Title IX, signed into law by Richard Nixon in 1972, prohibits sex-based discrimination in any school or any other education program that receives funding from the federal government.
As a result, females now account for 43 percent of sports participants at the high school level and 44 percent of all NCAA athletes. The side benefit of playing sports is building confidence and learning leadership and teamwork skills that elevate career advancement and offer other lifetime benefits.
In recent years, sponsorships of women’s sports have seen an uptick due to empowerment movements, including the U.S. women’s soccer team’s push for equal pay.
Men’s sports, however, still earn the wide majority of sponsorship and overall sports advertising spend (outside of tennis and the Olympics). This is primarily because men’s sports draw significantly higher viewers.
Women’s slow growth in viewership, attendance and sponsorships is often traced to the notion that men — being larger, stronger and faster — provide a more entertaining product.
Proponents of women’s sports marketing claim a lack of media exposure stunts growth as studies show less than five percent of sports media content is dedicated to women’s sports. University researchers from Australia in a 2017 study attributed the skimpy coverage to male-dominated sports newsrooms, ingrained assumptions about readership and the systematic, repetitive nature of sports news.
Nielsen research from 2018 found 84 percent of global sports fans are interested in women’s sports. Fifty-one percent of those were male.
A recent Nielsen analysis found women’s sports media coverage still significantly lags behind men’s. The research firm wrote in a blog entry, “Fans around the world are telling leagues and sponsors they’re ready for more when it comes to women’s sports.”

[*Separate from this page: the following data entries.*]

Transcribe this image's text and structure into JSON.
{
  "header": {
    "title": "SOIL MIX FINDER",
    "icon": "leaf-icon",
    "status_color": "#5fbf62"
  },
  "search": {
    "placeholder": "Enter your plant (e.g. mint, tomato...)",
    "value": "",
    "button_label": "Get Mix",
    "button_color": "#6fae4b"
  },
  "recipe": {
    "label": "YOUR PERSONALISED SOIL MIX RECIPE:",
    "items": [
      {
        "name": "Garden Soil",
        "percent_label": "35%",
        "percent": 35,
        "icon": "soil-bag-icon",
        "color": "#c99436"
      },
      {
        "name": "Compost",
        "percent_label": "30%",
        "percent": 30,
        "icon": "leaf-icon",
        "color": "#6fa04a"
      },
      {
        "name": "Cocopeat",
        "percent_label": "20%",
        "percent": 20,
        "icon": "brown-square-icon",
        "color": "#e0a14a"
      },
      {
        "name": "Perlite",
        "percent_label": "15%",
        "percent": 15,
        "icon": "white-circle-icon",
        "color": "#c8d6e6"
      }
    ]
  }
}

- Sprouts Farmers Market, alongside Jennie Finch, Announces Commitment to Women’s Sports and Health through Partnerships with Pac-12 and Big 12 Conferences – Sprouts Farmers Market/Globe Newswire
- Sprouts Farmers Market named Official Grocer of the Pac-12 – Pac-12

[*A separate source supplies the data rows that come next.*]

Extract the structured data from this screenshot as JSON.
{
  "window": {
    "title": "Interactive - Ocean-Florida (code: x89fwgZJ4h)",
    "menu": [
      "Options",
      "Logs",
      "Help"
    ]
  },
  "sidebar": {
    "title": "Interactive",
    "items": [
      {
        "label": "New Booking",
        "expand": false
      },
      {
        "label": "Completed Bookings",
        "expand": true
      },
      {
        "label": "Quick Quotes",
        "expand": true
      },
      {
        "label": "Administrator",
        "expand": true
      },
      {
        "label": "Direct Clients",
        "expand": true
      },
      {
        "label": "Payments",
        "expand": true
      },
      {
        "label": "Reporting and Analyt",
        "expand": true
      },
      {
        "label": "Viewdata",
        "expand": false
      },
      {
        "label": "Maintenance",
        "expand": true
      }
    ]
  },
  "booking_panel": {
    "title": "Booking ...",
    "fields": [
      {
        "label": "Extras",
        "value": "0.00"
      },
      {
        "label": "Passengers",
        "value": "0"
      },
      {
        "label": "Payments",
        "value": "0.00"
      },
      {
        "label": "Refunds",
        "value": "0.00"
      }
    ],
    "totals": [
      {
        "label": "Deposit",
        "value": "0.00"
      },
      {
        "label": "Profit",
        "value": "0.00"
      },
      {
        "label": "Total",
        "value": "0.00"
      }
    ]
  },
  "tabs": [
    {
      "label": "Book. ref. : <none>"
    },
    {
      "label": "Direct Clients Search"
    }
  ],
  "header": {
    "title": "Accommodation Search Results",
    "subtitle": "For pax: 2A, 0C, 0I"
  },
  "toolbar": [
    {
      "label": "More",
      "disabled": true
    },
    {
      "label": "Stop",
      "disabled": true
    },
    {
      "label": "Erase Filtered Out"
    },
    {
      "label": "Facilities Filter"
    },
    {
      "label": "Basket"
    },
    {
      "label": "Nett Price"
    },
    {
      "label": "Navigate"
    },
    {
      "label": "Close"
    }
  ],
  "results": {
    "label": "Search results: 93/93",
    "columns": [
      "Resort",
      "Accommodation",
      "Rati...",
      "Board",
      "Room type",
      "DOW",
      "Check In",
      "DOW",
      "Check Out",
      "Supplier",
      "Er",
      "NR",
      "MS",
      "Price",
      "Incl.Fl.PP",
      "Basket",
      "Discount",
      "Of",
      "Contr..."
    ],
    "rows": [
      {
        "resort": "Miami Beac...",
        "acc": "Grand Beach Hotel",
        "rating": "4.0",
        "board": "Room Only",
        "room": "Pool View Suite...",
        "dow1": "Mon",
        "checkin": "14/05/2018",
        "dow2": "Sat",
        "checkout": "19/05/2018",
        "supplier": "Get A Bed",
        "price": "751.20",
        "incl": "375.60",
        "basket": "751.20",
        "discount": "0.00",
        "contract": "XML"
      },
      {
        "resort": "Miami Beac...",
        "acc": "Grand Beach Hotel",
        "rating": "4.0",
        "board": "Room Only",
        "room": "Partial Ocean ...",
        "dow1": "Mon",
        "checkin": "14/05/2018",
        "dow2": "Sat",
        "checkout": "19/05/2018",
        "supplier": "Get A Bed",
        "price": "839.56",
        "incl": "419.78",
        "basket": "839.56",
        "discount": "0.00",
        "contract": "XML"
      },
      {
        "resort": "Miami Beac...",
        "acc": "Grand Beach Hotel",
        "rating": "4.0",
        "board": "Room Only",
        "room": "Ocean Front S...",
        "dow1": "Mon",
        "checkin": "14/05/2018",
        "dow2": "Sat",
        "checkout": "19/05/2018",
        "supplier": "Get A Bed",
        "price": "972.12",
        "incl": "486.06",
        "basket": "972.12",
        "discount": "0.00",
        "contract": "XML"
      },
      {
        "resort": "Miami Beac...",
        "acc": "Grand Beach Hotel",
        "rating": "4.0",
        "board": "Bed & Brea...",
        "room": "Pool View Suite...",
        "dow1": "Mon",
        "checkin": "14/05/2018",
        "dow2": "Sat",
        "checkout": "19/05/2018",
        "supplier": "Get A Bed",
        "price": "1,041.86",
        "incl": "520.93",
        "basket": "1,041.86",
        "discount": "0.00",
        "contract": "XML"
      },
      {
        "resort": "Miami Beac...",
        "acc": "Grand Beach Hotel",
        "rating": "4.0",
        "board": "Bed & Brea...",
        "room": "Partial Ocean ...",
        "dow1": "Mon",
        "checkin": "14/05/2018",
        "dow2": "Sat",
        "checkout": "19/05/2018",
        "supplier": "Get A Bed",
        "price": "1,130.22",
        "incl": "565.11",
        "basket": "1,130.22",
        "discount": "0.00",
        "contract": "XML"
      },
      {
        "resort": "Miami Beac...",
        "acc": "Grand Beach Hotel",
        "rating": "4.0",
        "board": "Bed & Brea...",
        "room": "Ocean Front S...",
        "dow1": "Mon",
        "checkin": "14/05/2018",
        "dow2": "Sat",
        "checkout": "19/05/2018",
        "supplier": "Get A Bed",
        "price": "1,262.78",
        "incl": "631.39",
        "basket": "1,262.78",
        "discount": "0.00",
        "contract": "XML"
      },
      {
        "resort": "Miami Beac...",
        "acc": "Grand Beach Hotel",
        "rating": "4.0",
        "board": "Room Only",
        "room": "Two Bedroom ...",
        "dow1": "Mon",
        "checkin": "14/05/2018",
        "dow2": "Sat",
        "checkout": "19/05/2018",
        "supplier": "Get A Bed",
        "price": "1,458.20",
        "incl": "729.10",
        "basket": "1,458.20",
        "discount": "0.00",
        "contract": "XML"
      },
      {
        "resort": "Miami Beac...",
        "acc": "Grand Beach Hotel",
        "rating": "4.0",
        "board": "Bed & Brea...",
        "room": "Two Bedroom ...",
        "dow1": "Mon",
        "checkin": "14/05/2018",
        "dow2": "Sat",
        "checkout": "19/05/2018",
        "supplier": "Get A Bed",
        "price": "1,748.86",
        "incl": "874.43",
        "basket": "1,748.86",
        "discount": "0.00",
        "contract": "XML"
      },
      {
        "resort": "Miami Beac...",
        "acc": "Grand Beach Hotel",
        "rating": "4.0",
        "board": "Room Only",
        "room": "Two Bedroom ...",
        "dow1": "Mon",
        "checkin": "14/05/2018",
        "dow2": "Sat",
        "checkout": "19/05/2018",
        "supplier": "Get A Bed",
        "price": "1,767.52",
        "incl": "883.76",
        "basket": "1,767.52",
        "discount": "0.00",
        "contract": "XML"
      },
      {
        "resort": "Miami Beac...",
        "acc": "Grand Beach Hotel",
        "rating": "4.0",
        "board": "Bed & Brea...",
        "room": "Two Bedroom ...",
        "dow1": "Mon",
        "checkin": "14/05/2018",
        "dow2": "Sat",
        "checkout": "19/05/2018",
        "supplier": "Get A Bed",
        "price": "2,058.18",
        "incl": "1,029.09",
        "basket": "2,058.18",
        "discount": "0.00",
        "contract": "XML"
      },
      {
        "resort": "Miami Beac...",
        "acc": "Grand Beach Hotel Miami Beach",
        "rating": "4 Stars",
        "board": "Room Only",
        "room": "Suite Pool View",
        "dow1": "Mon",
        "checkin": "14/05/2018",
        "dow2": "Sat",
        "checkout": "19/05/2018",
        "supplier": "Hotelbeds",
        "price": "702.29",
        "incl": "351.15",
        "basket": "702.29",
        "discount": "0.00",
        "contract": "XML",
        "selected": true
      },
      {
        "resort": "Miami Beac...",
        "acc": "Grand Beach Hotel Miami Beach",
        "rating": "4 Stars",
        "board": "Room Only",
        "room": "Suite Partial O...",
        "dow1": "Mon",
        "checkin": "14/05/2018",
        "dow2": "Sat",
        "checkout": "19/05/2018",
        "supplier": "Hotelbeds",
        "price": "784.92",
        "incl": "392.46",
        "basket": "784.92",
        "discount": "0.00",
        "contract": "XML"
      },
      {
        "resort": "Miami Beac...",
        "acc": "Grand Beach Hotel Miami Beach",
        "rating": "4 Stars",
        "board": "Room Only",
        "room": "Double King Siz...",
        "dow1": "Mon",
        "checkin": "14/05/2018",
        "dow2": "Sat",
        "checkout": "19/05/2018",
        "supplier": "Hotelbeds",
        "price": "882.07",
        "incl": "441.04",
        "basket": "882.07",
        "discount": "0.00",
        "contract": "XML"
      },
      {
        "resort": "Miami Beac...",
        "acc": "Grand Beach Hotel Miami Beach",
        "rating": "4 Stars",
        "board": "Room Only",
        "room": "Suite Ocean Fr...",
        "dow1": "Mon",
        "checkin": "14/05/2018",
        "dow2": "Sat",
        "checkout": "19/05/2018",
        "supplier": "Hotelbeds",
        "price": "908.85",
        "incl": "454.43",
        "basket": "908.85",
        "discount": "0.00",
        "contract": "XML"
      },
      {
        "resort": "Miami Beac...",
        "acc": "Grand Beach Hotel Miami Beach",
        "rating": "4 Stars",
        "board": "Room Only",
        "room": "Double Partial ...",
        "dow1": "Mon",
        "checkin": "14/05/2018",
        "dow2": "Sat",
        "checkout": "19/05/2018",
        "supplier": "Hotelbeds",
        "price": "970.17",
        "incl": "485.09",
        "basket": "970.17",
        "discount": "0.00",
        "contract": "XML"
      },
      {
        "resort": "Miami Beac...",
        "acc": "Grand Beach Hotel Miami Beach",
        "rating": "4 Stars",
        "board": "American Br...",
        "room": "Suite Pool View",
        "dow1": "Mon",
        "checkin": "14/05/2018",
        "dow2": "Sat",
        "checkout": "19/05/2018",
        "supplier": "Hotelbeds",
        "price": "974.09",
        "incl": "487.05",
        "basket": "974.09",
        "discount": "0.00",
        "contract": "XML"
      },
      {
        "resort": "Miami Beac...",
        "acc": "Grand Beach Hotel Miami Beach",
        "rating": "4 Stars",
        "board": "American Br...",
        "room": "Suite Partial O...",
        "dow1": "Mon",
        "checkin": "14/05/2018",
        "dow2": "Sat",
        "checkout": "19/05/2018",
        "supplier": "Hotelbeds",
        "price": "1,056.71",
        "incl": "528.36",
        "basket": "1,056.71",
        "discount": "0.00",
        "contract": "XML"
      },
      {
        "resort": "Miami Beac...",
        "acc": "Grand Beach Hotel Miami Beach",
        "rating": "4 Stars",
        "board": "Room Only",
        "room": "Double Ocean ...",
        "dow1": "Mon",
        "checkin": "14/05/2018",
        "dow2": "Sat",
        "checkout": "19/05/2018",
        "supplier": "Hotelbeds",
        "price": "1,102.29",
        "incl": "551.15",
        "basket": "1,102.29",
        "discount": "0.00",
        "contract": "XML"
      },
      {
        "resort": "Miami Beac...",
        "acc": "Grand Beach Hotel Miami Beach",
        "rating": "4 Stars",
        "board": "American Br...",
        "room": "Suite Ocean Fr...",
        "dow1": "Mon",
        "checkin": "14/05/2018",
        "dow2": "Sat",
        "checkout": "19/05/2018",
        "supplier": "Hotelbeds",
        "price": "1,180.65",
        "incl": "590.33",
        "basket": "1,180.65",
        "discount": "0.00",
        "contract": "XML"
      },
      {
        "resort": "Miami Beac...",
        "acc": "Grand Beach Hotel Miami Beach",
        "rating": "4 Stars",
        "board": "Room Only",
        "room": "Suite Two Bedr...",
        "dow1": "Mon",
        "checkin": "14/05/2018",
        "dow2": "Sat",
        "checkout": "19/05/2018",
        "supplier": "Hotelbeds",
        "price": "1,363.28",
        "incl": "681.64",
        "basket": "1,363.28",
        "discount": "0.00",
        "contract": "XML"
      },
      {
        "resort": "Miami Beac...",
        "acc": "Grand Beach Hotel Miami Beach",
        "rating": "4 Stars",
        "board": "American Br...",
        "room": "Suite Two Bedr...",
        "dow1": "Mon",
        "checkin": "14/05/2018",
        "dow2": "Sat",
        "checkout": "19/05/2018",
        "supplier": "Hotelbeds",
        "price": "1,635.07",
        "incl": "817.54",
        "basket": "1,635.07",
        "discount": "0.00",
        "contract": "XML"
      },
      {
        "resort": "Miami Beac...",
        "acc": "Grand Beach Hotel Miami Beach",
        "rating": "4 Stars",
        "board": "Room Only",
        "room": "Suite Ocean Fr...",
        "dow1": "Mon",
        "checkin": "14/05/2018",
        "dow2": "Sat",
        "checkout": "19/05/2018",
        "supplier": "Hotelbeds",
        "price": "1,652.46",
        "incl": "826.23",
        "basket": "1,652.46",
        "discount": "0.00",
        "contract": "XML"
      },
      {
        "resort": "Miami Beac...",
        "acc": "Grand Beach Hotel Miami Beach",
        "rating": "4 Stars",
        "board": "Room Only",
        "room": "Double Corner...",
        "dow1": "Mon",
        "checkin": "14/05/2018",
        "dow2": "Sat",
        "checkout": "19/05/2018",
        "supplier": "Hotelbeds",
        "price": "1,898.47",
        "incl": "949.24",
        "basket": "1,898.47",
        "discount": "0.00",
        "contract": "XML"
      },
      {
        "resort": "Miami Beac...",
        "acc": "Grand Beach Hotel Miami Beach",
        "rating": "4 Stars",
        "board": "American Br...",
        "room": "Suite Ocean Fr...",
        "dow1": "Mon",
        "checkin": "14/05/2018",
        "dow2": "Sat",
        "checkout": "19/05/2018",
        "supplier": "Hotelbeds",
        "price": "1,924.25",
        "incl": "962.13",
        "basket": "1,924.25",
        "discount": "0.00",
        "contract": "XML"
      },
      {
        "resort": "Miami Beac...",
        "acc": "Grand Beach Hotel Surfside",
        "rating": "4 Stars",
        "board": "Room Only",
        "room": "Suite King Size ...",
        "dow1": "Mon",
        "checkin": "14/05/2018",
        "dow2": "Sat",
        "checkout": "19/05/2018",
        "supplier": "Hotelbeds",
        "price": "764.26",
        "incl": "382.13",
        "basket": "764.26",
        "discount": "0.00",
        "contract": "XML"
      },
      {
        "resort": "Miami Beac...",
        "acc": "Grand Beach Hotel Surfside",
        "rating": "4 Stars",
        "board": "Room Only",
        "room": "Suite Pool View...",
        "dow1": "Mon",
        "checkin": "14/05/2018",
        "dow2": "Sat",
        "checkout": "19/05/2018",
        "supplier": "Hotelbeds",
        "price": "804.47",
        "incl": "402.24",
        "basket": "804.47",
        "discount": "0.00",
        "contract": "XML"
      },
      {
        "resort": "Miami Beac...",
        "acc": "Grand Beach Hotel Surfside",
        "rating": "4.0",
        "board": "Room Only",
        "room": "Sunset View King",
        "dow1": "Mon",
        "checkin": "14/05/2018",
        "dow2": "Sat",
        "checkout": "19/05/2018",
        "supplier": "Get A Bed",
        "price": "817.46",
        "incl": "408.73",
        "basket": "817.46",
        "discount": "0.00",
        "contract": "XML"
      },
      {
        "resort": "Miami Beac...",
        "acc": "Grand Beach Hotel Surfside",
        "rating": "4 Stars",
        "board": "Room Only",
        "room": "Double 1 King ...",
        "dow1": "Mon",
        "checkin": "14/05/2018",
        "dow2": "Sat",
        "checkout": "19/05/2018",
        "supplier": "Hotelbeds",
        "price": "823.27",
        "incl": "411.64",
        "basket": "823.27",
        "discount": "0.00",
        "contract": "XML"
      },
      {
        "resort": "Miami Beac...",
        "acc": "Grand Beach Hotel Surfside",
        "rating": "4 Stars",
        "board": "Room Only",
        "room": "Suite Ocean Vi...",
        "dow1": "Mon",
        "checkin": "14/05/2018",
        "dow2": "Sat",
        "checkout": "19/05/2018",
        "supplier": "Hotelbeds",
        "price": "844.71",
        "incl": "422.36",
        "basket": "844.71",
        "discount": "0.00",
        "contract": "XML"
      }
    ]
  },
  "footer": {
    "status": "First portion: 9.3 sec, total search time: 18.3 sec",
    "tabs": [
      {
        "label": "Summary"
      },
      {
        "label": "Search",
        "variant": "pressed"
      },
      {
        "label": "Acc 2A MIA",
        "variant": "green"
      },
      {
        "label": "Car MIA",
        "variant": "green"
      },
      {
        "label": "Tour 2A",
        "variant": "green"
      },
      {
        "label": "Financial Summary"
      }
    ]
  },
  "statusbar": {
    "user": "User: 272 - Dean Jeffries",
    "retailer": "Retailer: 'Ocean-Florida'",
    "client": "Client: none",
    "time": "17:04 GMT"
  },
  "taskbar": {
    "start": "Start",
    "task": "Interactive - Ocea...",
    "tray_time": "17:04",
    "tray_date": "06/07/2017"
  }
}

- Big 12 Conference Welcomes Sprouts Farmers Market as New Integrated, Multi-year Sponsor and “The Official Grocer of the Big 12” – Big 12
- The Coverage Gap:A Step Toward Leveling Visibility And Viewership Disparity In Women’s Sports – DAZN

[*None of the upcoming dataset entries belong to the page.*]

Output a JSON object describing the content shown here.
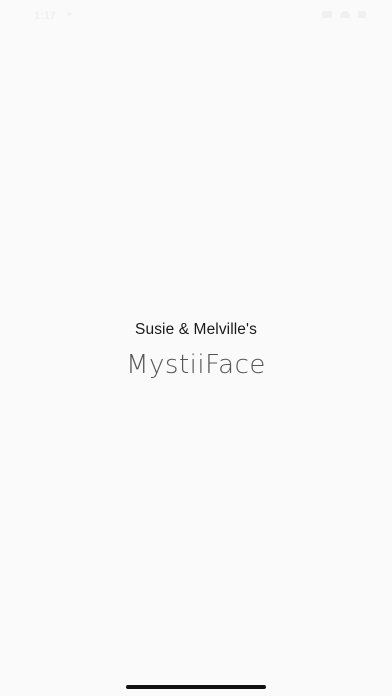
{
  "status_bar": {
    "time": "1:17",
    "location_icon": "location-arrow-icon",
    "signal_icon": "cellular-signal-icon",
    "wifi_icon": "wifi-icon",
    "battery_icon": "battery-icon"
  },
  "splash": {
    "subtitle": "Susie & Melville's",
    "title": "MystiiFace"
  },
  "colors": {
    "background": "#fafafa",
    "subtitle": "#1a1a1a",
    "title": "#555555",
    "home_indicator": "#111111"
  }
}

- Five Reasons Why Women’s Sport Will Catapult Your Brand Value – Bandt
- As Women’s Sports Push For Equality, Media Needs To Follow Suit – Sportico
- Global Interest In Women’s Sports Is On The Rise – Nielsen
- News media still pressing the mute button on women’s sports – University Of Southern California
- Breaking the bias against women’s sport: the impact of equal opportunity for athletes, fans and sponsors – Nielsen
- Fans Are Changing The Game: 2022 Global Sports Marketing Report – Nielsen
- Fifty Years On, Title IX’s Legacy Includes Its Durability – The New York Times
- We Can Do Better Than Title IX – The New York Times
DISCUSSION QUESTIONS: Should retailers and brands be aggressively investing in women’s sports sponsorships or advertising despite viewership challenges? Will the payback from women’s sports sponsorships soon be on par with men’s sports?